It is not Sark's phone that I pull out in my new flat, a studio that looks out on a quiet street of other nameless studios. I sit on the carpet and lean against the daybed, wondering again at his motive in leaving the mobile phone on the nightstand. Perhaps because he didn't wish to wake me? No, he's too deliberate for that – had he wanted it, he would have gotten it. He certainly must have known that I would never, ever use it myself; it would have been sheer idiocy to trust him not to bug it, or use it to trace me.

Because that is now something I have to worry about. The feeling of abandonment has long since gone, and I have gone thoroughly to ground. Within moments of finding the curiously conspicuous cell phone, I had combed through the menus to ferret out any information he might have left – but the phone was not only new, it was totally blank.
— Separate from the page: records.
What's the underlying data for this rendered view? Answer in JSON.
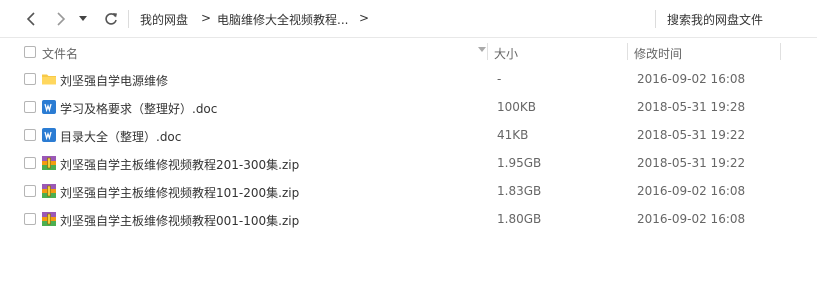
{
  "nav": {
    "back_icon": "chevron-left-icon",
    "forward_icon": "chevron-right-icon",
    "dropdown_icon": "caret-down-icon",
    "refresh_icon": "refresh-icon",
    "breadcrumb": [
      "我的网盘",
      "电脑维修大全视频教程..."
    ],
    "search_label": "搜索我的网盘文件"
  },
  "columns": {
    "name": "文件名",
    "size": "大小",
    "modified": "修改时间"
  },
  "files": [
    {
      "name": "刘坚强自学电源维修",
      "size": "-",
      "modified": "2016-09-02 16:08",
      "icon": "folder-icon"
    },
    {
      "name": "学习及格要求（整理好）.doc",
      "size": "100KB",
      "modified": "2018-05-31 19:28",
      "icon": "word-doc-icon"
    },
    {
      "name": "目录大全（整理）.doc",
      "size": "41KB",
      "modified": "2018-05-31 19:22",
      "icon": "word-doc-icon"
    },
    {
      "name": "刘坚强自学主板维修视频教程201-300集.zip",
      "size": "1.95GB",
      "modified": "2018-05-31 19:22",
      "icon": "zip-archive-icon"
    },
    {
      "name": "刘坚强自学主板维修视频教程101-200集.zip",
      "size": "1.83GB",
      "modified": "2016-09-02 16:08",
      "icon": "zip-archive-icon"
    },
    {
      "name": "刘坚强自学主板维修视频教程001-100集.zip",
      "size": "1.80GB",
      "modified": "2016-09-02 16:08",
      "icon": "zip-archive-icon"
    }
  ],
  "colors": {
    "folder": "#f7c948",
    "word": "#2b7cd3",
    "zip_purple": "#9b59b6",
    "zip_orange": "#f39c12",
    "zip_green": "#4caf50"
  }
}
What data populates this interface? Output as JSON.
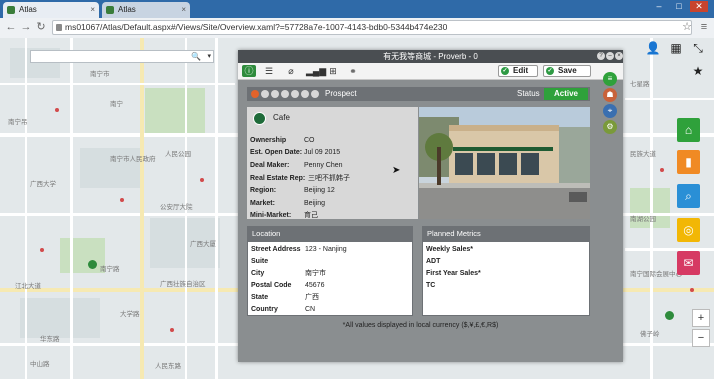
{
  "browser": {
    "tabs": [
      {
        "title": "Atlas"
      },
      {
        "title": "Atlas"
      }
    ],
    "url": "ms01067/Atlas/Default.aspx#/Views/Site/Overview.xaml?=57728a7e-1007-4143-bdb0-5344b474e230",
    "win": {
      "minimize": "–",
      "maximize": "□",
      "close": "✕"
    }
  },
  "map": {
    "labels": [
      "南宁吊",
      "南宁市",
      "人民公园",
      "公安厅大院",
      "广西大学",
      "南宁",
      "江北大道",
      "南宁路",
      "广西壮族自治区",
      "华东路",
      "南宁市人民政府",
      "广西大厦",
      "大学路",
      "七星路",
      "民族大道",
      "南宁国际会展中心",
      "佛子岭",
      "人民东路",
      "中山路",
      "南湖公园"
    ],
    "search": {
      "placeholder": ""
    }
  },
  "panel": {
    "title": "有无我等商城 - Proverb - 0",
    "controls": [
      "?",
      "–",
      "×"
    ],
    "toolbar": {
      "edit": "Edit",
      "save": "Save"
    },
    "stage": {
      "label": "Prospect",
      "status_label": "Status",
      "status_value": "Active",
      "dots": 7,
      "active_dot": 0
    },
    "store": {
      "name": "Cafe",
      "fields": [
        {
          "k": "Ownership",
          "v": "CO"
        },
        {
          "k": "Est. Open Date:",
          "v": "Jul 09 2015"
        },
        {
          "k": "Deal Maker:",
          "v": "Penny Chen"
        },
        {
          "k": "Real Estate Rep:",
          "v": "三吧不抓韩子"
        },
        {
          "k": "Region:",
          "v": "Beijing 12"
        },
        {
          "k": "Market:",
          "v": "Beijing"
        },
        {
          "k": "Mini-Market:",
          "v": "育己"
        }
      ]
    },
    "location": {
      "title": "Location",
      "fields": [
        {
          "k": "Street Address",
          "v": "123 - Nanjing"
        },
        {
          "k": "Suite",
          "v": ""
        },
        {
          "k": "City",
          "v": "南宁市"
        },
        {
          "k": "Postal Code",
          "v": "45676"
        },
        {
          "k": "State",
          "v": "广西"
        },
        {
          "k": "Country",
          "v": "CN"
        }
      ]
    },
    "metrics": {
      "title": "Planned Metrics",
      "fields": [
        {
          "k": "Weekly Sales*"
        },
        {
          "k": "ADT"
        },
        {
          "k": "First Year Sales*"
        },
        {
          "k": "TC"
        }
      ]
    },
    "note": "*All values displayed in local currency ($,¥,£,€,R$)"
  },
  "colors": {
    "accent": "#2fa13b",
    "tabstrip": "#2f6aa8",
    "sideHome": "#2fa13b",
    "sideChart": "#f08a24",
    "sideSearch": "#2a8fd6",
    "sideTarget": "#f2b705",
    "sideChat": "#d63a63"
  }
}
Except, of course, for one number.

One outgoing call, to somewhere in Minsk. I didn't know the number, and for just one moment was possessed with such an insatiable need to dial, to listen for the voice at the other end, that I violently thrust the entire device away from me. It felt too set, too much like cheese left out for a starving mouse. I wanted so much to know who had been on that line, who had told Sark of my father's death, whether it had been Irina…

But my mind had slowly cooled, and I knew, as I know now, that it was not worth the risk at all. He could have done anything to the phone, for god's sake – perhaps the "send" button was coated with anthrax, or linked to C-4, or worse. So I scrubbed my hands, carefully wrapped the mobile in a plastic bag, and had taken a walk along the South Bank. And as the sun set behind Parliament and the great ferris wheel churned above me, I idly dropped the bag into the Thames, where it floated out to sea.

Of course, the training of a spy dies hard. It seems that the farther away that mobile sinks, the more actively the number in Minsk bobs to the surface of my thoughts.

Days pass quickly in this new life. I find myself wandering parts of London I've never had the time to look at before; most of my business was in the center of the city, or out on Canary Wharf.

I walk a very careful balance in this city. I must stay away from major centers, where there is always the risk that I will see someone I know, or knew, or will be picked up on the damn closed-circuit television that seems to have this town wired. I am lucky, in that I have no need of a job; I buy an old typewriter and set it up on my table, stack clean bound notebooks on the bookshelves, and manage to pass myself off as a reclusive writer rather successfully.

This ability to start anew is startling in its simplicity. I always knew that I might be called upon to go deep undercover when working for the CIA, and I remember how the idea both thrilled and worried me. Mostly, I worried about being cut off from everyone I cared about; a thought that makes me laugh aloud, now.

But the thrill of creating this alternate life has been tempered with something else, which I find both worrying and liberating. Without that anchor, that central core that pined for friends and family, I find myself… not caring.

My neighbors, who now know me as Nancy, are kind. The café waitress who brings me coffee every morning as I scribble away in my notebooks – she has begun chatting, ever so hesitantly, her English forcing its way past a stubborn Albanian accent. And they are becoming my anchor, I realize; I am identifying myself through the way they see me, and I am beginning to wonder if Sydney is important at all.

My mother does not call me; the CIA do not sweep in; Vaughn does not arrive on the doorstep, his brow furrowed and green eyes concerned. Every day, these things become less and less important to me, my mind releasing the painful bits, drowning the questions in an ocean of indifference. And I begin to stop playing the part, as the days turn into weeks, September sliding to November.

Which is perhaps why, coming in from the balmy autumn evening, I am caught so utterly unaware by the figure sitting casually in my flat, impassive as always, and casually leafing through one of my scrawl-filled notebooks.